● What is required
Which of the lines below hold the word "Registrarse"? Pull each of them out.

● Records provided
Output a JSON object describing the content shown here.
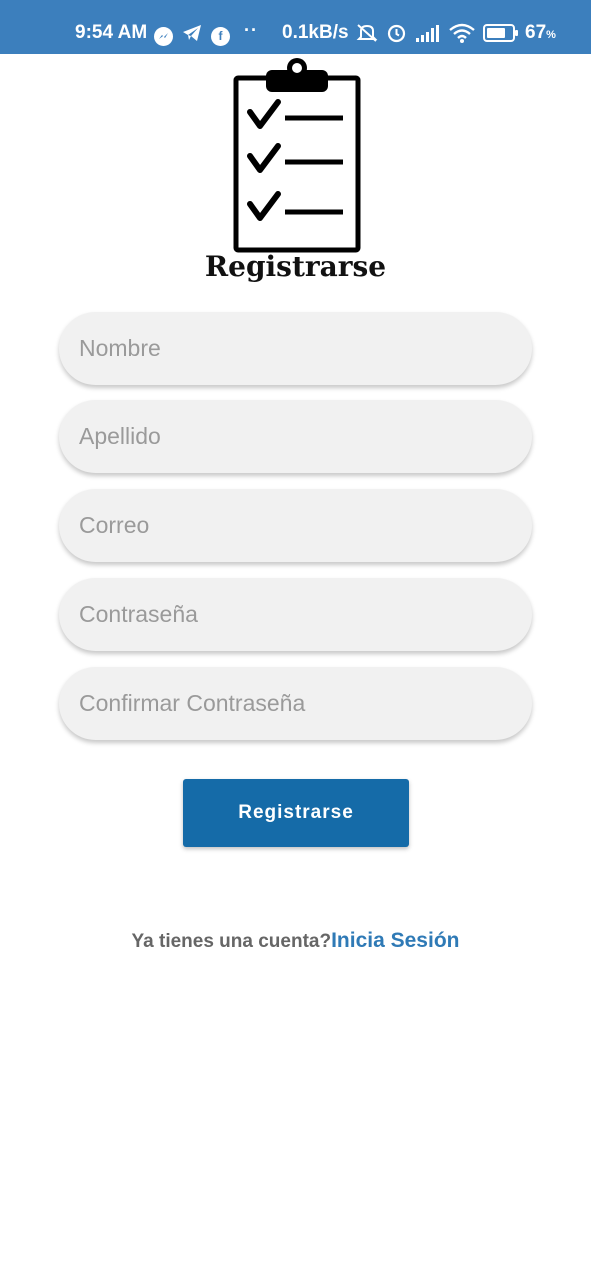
{
  "status_bar": {
    "time": "9:54 AM",
    "speed": "0.1kB/s",
    "battery_percent": "67",
    "battery_unit": "%",
    "icons_left": [
      "messenger-icon",
      "telegram-icon",
      "facebook-icon"
    ],
    "icons_right": [
      "mute-icon",
      "alarm-icon",
      "signal-icon",
      "wifi-icon",
      "battery-icon"
    ],
    "color": "#3c7fbd"
  },
  "header": {
    "logo_icon": "clipboard-checklist-icon",
    "title": "Registrarse"
  },
  "form": {
    "fields": [
      {
        "placeholder": "Nombre",
        "value": ""
      },
      {
        "placeholder": "Apellido",
        "value": ""
      },
      {
        "placeholder": "Correo",
        "value": ""
      },
      {
        "placeholder": "Contraseña",
        "value": ""
      },
      {
        "placeholder": "Confirmar Contraseña",
        "value": ""
      }
    ],
    "submit_label": "Registrarse",
    "accent": "#156ba8"
  },
  "footer": {
    "question": "Ya tienes una cuenta?",
    "link_label": "Inicia Sesión",
    "link_color": "#2f7ab6"
  }
}
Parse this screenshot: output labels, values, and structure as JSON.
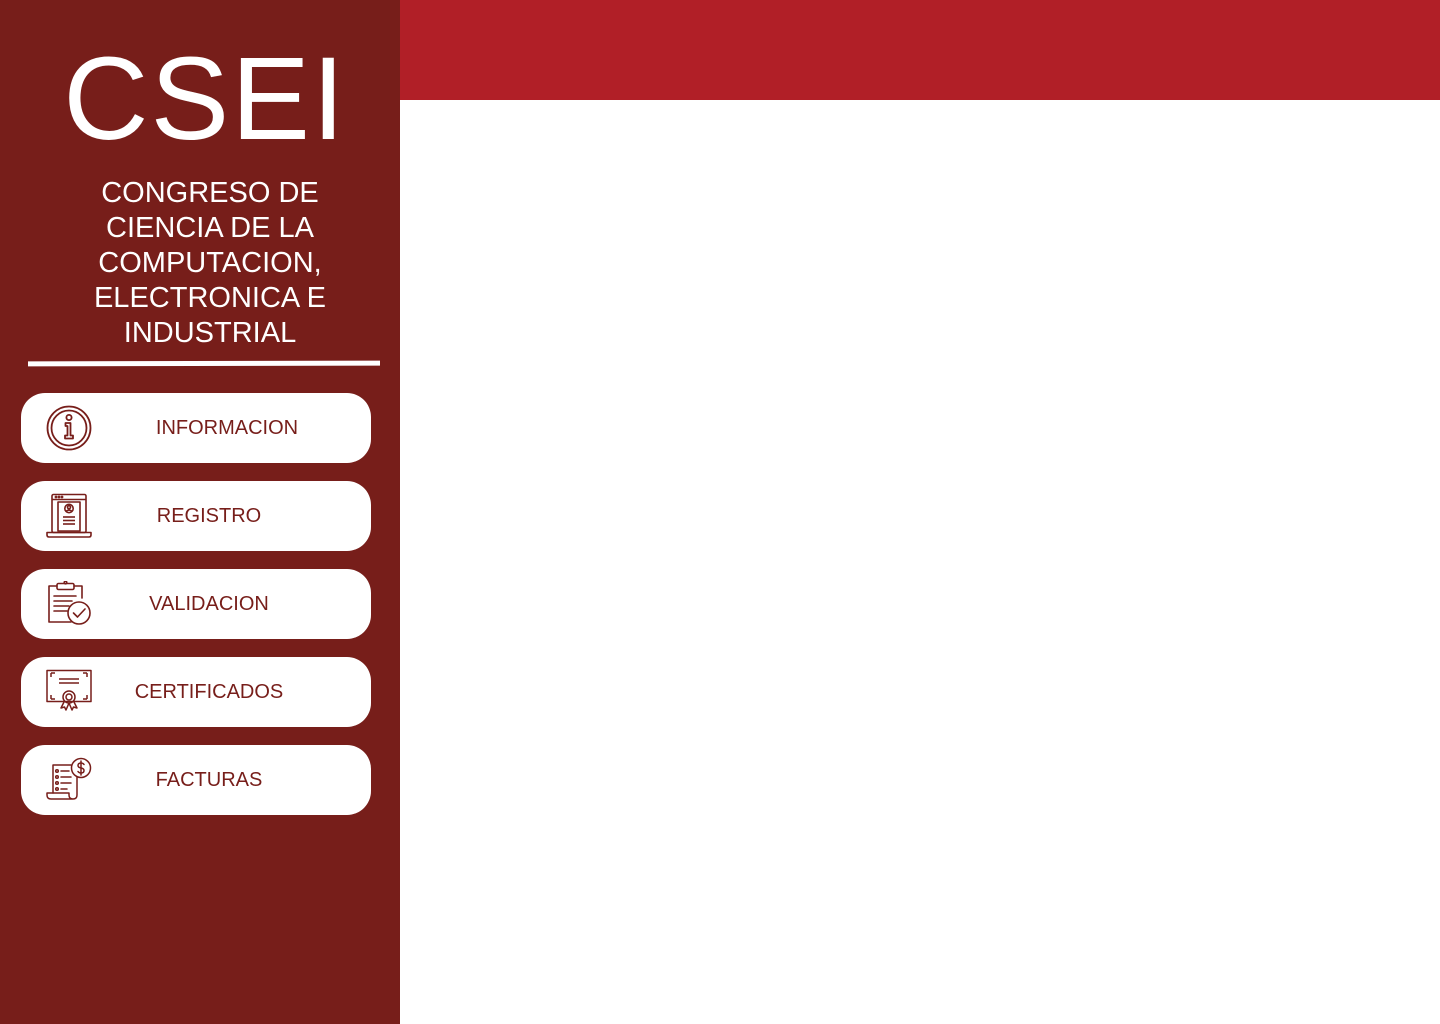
{
  "sidebar": {
    "logo": "CSEI",
    "subtitle": "CONGRESO DE CIENCIA DE LA COMPUTACION, ELECTRONICA E INDUSTRIAL",
    "items": [
      {
        "label": "INFORMACION",
        "icon": "info-icon"
      },
      {
        "label": "REGISTRO",
        "icon": "registration-icon"
      },
      {
        "label": "VALIDACION",
        "icon": "validation-clipboard-icon"
      },
      {
        "label": "CERTIFICADOS",
        "icon": "certificate-icon"
      },
      {
        "label": "FACTURAS",
        "icon": "invoice-icon"
      }
    ]
  },
  "colors": {
    "sidebar_bg": "#771e1a",
    "topbar_bg": "#b11f27",
    "button_bg": "#ffffff",
    "button_text": "#771e1a",
    "content_bg": "#ffffff"
  }
}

● Task output
    "title": "Registrarse"
    "submit_label": "Registrarse",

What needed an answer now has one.